▸ **SOURCE INFORMATION**:
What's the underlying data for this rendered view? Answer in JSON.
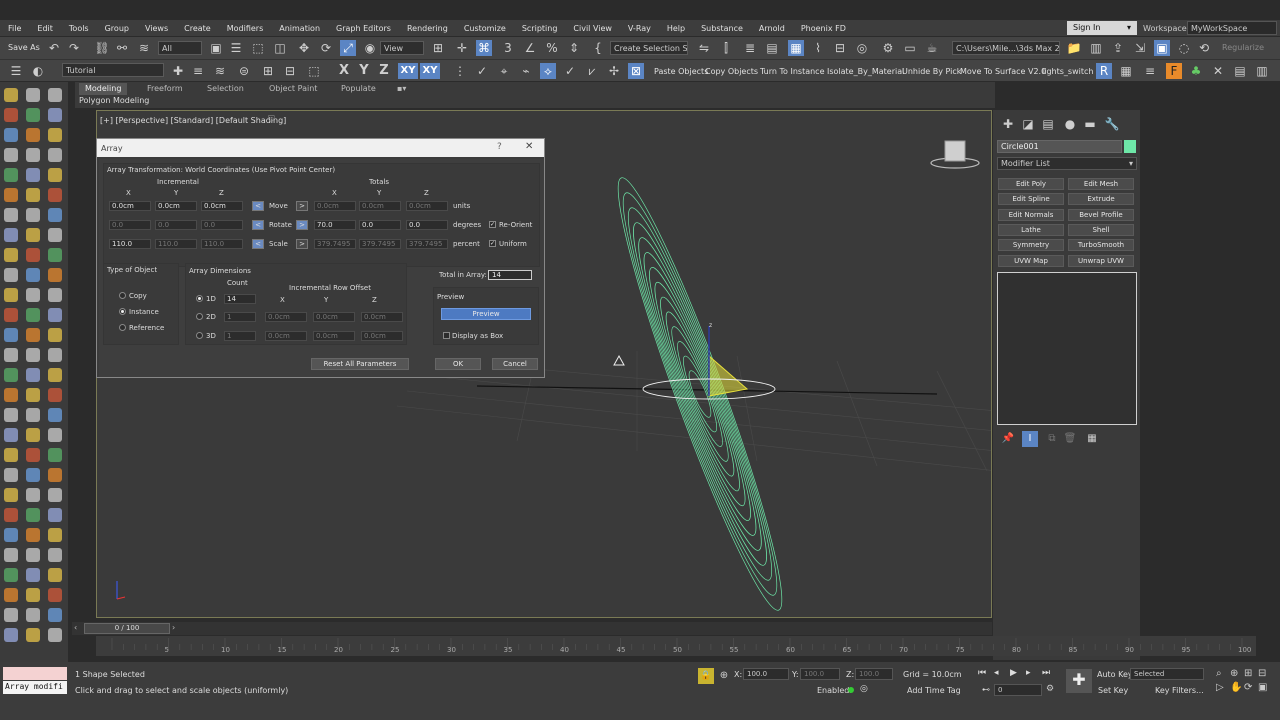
{
  "menu": {
    "items": [
      "File",
      "Edit",
      "Tools",
      "Group",
      "Views",
      "Create",
      "Modifiers",
      "Animation",
      "Graph Editors",
      "Rendering",
      "Customize",
      "Scripting",
      "Civil View",
      "V-Ray",
      "Help",
      "Substance",
      "Arnold",
      "Phoenix FD"
    ],
    "sign_in": "Sign In",
    "workspace_label": "Workspaces:",
    "workspace_value": "MyWorkSpace"
  },
  "toolbar1": {
    "save_as": "Save As",
    "selection_filter": "All",
    "ref_coord": "View",
    "named_selection": "Create Selection Se",
    "path": "C:\\Users\\Mile...\\3ds Max 2023",
    "regularize": "Regularize"
  },
  "toolbar2": {
    "layer": "Tutorial",
    "axis_x": "X",
    "axis_y": "Y",
    "axis_z": "Z",
    "axis_xy": "XY",
    "axis_xy2": "XY",
    "scripts": [
      "Paste Objects",
      "Copy Objects",
      "Turn To Instance",
      "Isolate_By_Material",
      "Unhide By Pick",
      "Move To Surface V2.0",
      "lights_switch"
    ]
  },
  "ribbon": {
    "tabs": [
      "Modeling",
      "Freeform",
      "Selection",
      "Object Paint",
      "Populate"
    ],
    "sub": "Polygon Modeling"
  },
  "viewport": {
    "label": "[+] [Perspective] [Standard] [Default Shading]"
  },
  "command_panel": {
    "object_name": "Circle001",
    "modifier_list": "Modifier List",
    "buttons": [
      "Edit Poly",
      "Edit Mesh",
      "Edit Spline",
      "Extrude",
      "Edit Normals",
      "Bevel Profile",
      "Lathe",
      "Shell",
      "Symmetry",
      "TurboSmooth",
      "UVW Map",
      "Unwrap UVW"
    ]
  },
  "dialog": {
    "title": "Array",
    "help": "?",
    "close": "✕",
    "header": "Array Transformation: World Coordinates (Use Pivot Point Center)",
    "incremental": "Incremental",
    "totals": "Totals",
    "col_x": "X",
    "col_y": "Y",
    "col_z": "Z",
    "rows": {
      "move": {
        "label": "Move",
        "unit": "units",
        "inc": [
          "0.0cm",
          "0.0cm",
          "0.0cm"
        ],
        "tot": [
          "0.0cm",
          "0.0cm",
          "0.0cm"
        ]
      },
      "rotate": {
        "label": "Rotate",
        "unit": "degrees",
        "inc": [
          "0.0",
          "0.0",
          "0.0"
        ],
        "tot": [
          "70.0",
          "0.0",
          "0.0"
        ],
        "opt": "Re-Orient"
      },
      "scale": {
        "label": "Scale",
        "unit": "percent",
        "inc": [
          "110.0",
          "110.0",
          "110.0"
        ],
        "tot": [
          "379.7495",
          "379.7495",
          "379.7495"
        ],
        "opt": "Uniform"
      }
    },
    "type_of_object": {
      "title": "Type of Object",
      "options": [
        "Copy",
        "Instance",
        "Reference"
      ],
      "selected": "Instance"
    },
    "array_dimensions": {
      "title": "Array Dimensions",
      "count_label": "Count",
      "offset_label": "Incremental Row Offset",
      "dims": [
        {
          "label": "1D",
          "count": "14",
          "x": "",
          "y": "",
          "z": ""
        },
        {
          "label": "2D",
          "count": "1",
          "x": "0.0cm",
          "y": "0.0cm",
          "z": "0.0cm"
        },
        {
          "label": "3D",
          "count": "1",
          "x": "0.0cm",
          "y": "0.0cm",
          "z": "0.0cm"
        }
      ]
    },
    "total_label": "Total in Array:",
    "total_value": "14",
    "preview_title": "Preview",
    "preview_button": "Preview",
    "display_as_box": "Display as Box",
    "reset": "Reset All Parameters",
    "ok": "OK",
    "cancel": "Cancel"
  },
  "timeline": {
    "slider": "0 / 100",
    "ticks": [
      "5",
      "10",
      "15",
      "20",
      "25",
      "30",
      "35",
      "40",
      "45",
      "50",
      "55",
      "60",
      "65",
      "70",
      "75",
      "80",
      "85",
      "90",
      "95",
      "100"
    ]
  },
  "status": {
    "maxscript": "Array modifi",
    "selected": "1 Shape Selected",
    "prompt": "Click and drag to select and scale objects (uniformly)",
    "x_label": "X:",
    "x_value": "100.0",
    "y_label": "Y:",
    "y_value": "100.0",
    "z_label": "Z:",
    "z_value": "100.0",
    "grid": "Grid = 10.0cm",
    "enabled": "Enabled:",
    "add_time_tag": "Add Time Tag",
    "auto_key": "Auto Key",
    "set_key": "Set Key",
    "selected_sel": "Selected",
    "key_filters": "Key Filters...",
    "frame": "0"
  },
  "colors": {
    "accent": "#5b85c4",
    "wire_green": "#6ee7a8",
    "wire_yellow": "#e8e03a"
  }
}
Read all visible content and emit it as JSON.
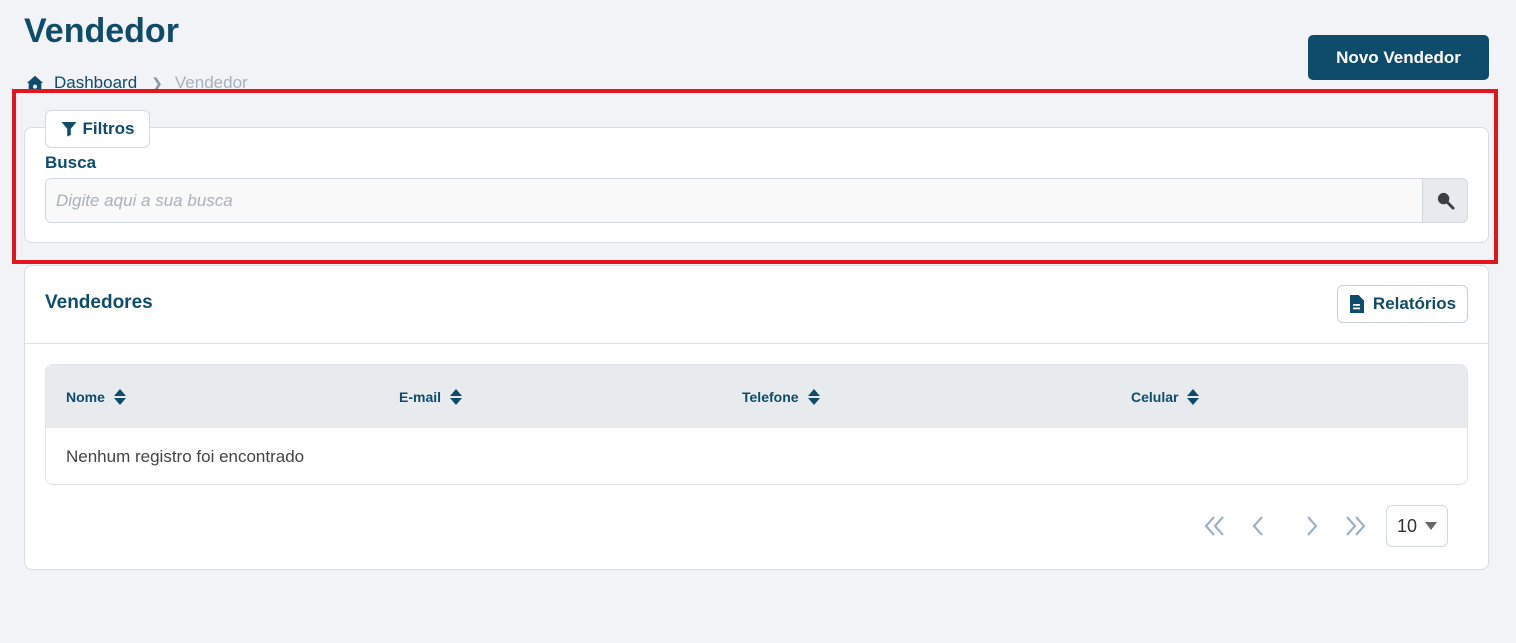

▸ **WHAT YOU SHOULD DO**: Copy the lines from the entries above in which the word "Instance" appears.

▸ **THE ANSWER**:
      "Turn To Instance",
        "Instance",
      "selected": "Instance"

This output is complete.